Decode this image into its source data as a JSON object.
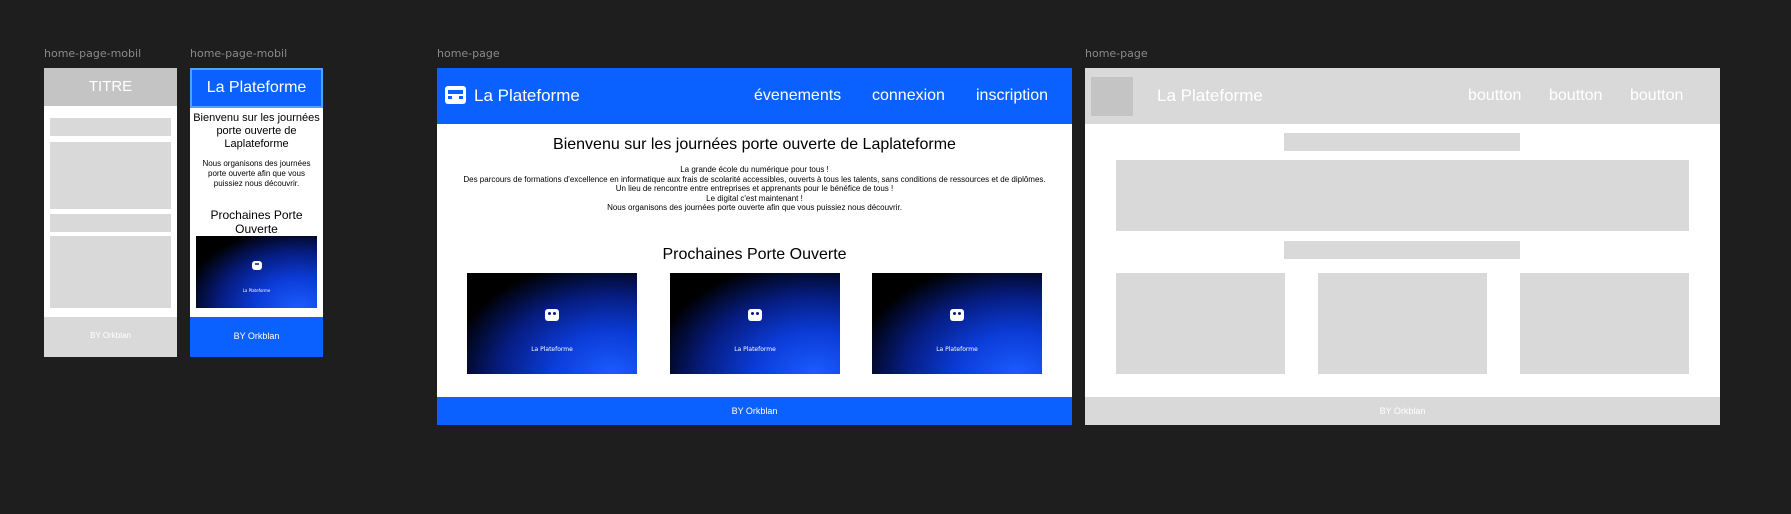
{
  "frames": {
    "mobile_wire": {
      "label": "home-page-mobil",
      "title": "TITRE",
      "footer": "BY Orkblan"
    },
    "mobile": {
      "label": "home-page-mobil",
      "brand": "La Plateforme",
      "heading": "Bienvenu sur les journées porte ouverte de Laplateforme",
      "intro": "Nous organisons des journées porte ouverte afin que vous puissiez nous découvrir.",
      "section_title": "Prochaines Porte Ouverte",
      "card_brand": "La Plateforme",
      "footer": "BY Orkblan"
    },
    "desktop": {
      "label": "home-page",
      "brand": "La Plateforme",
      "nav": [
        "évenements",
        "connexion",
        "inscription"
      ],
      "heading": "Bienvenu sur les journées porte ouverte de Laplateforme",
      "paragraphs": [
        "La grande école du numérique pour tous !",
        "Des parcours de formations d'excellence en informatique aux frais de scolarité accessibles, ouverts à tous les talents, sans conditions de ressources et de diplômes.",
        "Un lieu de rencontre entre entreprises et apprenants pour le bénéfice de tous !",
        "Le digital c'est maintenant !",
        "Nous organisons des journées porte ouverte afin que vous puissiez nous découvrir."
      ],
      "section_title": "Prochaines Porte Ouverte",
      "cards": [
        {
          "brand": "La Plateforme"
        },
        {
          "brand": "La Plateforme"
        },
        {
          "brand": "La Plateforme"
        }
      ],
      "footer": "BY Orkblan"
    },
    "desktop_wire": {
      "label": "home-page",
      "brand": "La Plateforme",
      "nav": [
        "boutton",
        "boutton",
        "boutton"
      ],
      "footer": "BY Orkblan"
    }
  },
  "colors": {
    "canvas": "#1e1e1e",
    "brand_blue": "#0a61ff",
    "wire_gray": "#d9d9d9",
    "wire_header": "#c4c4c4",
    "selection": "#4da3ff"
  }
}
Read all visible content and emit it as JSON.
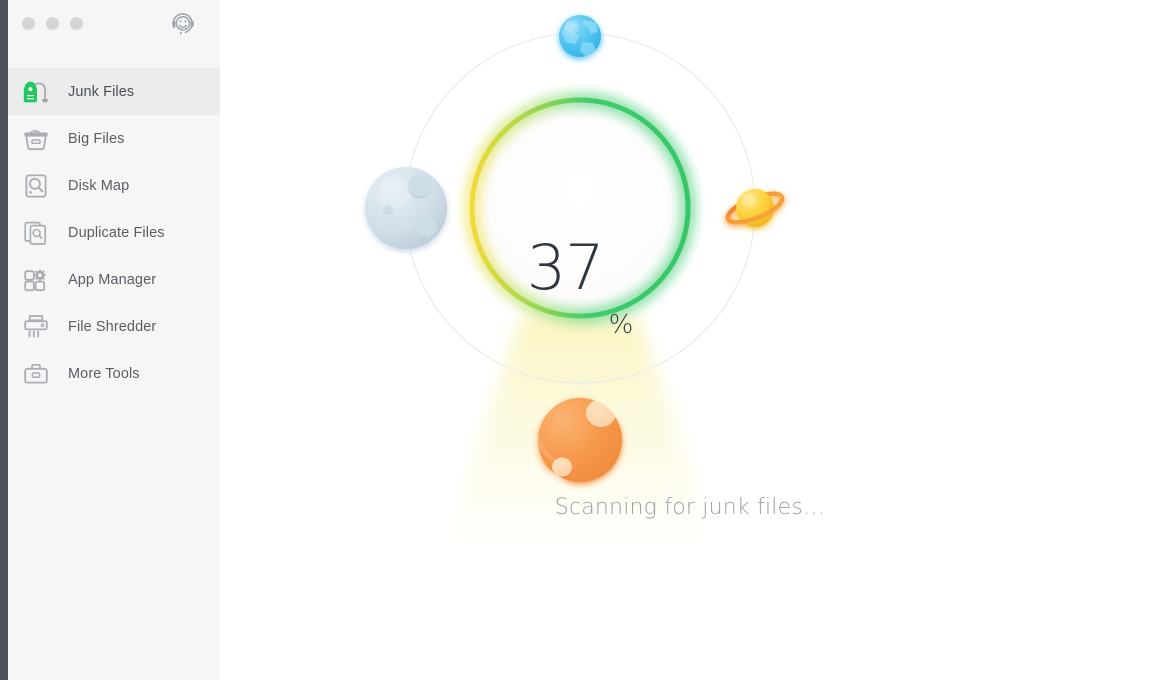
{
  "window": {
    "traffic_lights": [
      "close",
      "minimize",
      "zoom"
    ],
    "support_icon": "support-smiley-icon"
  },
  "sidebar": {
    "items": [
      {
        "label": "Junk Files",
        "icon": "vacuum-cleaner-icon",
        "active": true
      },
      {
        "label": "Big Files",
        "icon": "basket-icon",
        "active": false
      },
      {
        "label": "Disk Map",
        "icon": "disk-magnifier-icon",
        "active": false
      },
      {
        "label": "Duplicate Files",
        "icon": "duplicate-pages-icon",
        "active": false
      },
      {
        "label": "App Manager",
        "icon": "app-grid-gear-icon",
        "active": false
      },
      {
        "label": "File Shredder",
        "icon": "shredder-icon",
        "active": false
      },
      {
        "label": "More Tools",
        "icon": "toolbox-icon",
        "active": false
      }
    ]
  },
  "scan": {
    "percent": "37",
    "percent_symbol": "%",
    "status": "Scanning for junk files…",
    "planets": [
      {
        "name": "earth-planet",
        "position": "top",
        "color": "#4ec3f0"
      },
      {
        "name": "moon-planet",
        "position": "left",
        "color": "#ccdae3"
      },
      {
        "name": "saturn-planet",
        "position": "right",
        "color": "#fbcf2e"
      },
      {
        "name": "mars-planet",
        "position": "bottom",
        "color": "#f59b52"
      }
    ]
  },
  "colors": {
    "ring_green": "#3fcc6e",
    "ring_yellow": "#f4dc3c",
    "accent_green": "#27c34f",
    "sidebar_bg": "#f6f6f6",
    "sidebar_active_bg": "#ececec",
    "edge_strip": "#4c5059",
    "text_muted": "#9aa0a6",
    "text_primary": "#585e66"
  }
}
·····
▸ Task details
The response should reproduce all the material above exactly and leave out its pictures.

▸ Solution to the exercise
Decode this image into its source data as a JSON object.
{
  "frames": {
    "mobile_wire": {
      "label": "home-page-mobil",
      "title": "TITRE",
      "footer": "BY Orkblan"
    },
    "mobile": {
      "label": "home-page-mobil",
      "brand": "La Plateforme",
      "heading": "Bienvenu sur les journées porte ouverte de Laplateforme",
      "intro": "Nous organisons des journées porte ouverte afin que vous puissiez nous découvrir.",
      "section_title": "Prochaines Porte Ouverte",
      "card_brand": "La Plateforme",
      "footer": "BY Orkblan"
    },
    "desktop": {
      "label": "home-page",
      "brand": "La Plateforme",
      "nav": [
        "évenements",
        "connexion",
        "inscription"
      ],
      "heading": "Bienvenu sur les journées porte ouverte de Laplateforme",
      "paragraphs": [
        "La grande école du numérique pour tous !",
        "Des parcours de formations d'excellence en informatique aux frais de scolarité accessibles, ouverts à tous les talents, sans conditions de ressources et de diplômes.",
        "Un lieu de rencontre entre entreprises et apprenants pour le bénéfice de tous !",
        "Le digital c'est maintenant !",
        "Nous organisons des journées porte ouverte afin que vous puissiez nous découvrir."
      ],
      "section_title": "Prochaines Porte Ouverte",
      "cards": [
        {
          "brand": "La Plateforme"
        },
        {
          "brand": "La Plateforme"
        },
        {
          "brand": "La Plateforme"
        }
      ],
      "footer": "BY Orkblan"
    },
    "desktop_wire": {
      "label": "home-page",
      "brand": "La Plateforme",
      "nav": [
        "boutton",
        "boutton",
        "boutton"
      ],
      "footer": "BY Orkblan"
    }
  },
  "colors": {
    "canvas": "#1e1e1e",
    "brand_blue": "#0a61ff",
    "wire_gray": "#d9d9d9",
    "wire_header": "#c4c4c4",
    "selection": "#4da3ff"
  }
}
Read all visible content and emit it as JSON.
{
  "window": {
    "traffic_lights": [
      "close",
      "minimize",
      "zoom"
    ],
    "support_icon": "support-smiley-icon"
  },
  "sidebar": {
    "items": [
      {
        "label": "Junk Files",
        "icon": "vacuum-cleaner-icon",
        "active": true
      },
      {
        "label": "Big Files",
        "icon": "basket-icon",
        "active": false
      },
      {
        "label": "Disk Map",
        "icon": "disk-magnifier-icon",
        "active": false
      },
      {
        "label": "Duplicate Files",
        "icon": "duplicate-pages-icon",
        "active": false
      },
      {
        "label": "App Manager",
        "icon": "app-grid-gear-icon",
        "active": false
      },
      {
        "label": "File Shredder",
        "icon": "shredder-icon",
        "active": false
      },
      {
        "label": "More Tools",
        "icon": "toolbox-icon",
        "active": false
      }
    ]
  },
  "scan": {
    "percent": "37",
    "percent_symbol": "%",
    "status": "Scanning for junk files…",
    "planets": [
      {
        "name": "earth-planet",
        "position": "top",
        "color": "#4ec3f0"
      },
      {
        "name": "moon-planet",
        "position": "left",
        "color": "#ccdae3"
      },
      {
        "name": "saturn-planet",
        "position": "right",
        "color": "#fbcf2e"
      },
      {
        "name": "mars-planet",
        "position": "bottom",
        "color": "#f59b52"
      }
    ]
  },
  "colors": {
    "ring_green": "#3fcc6e",
    "ring_yellow": "#f4dc3c",
    "accent_green": "#27c34f",
    "sidebar_bg": "#f6f6f6",
    "sidebar_active_bg": "#ececec",
    "edge_strip": "#4c5059",
    "text_muted": "#9aa0a6",
    "text_primary": "#585e66"
  }
}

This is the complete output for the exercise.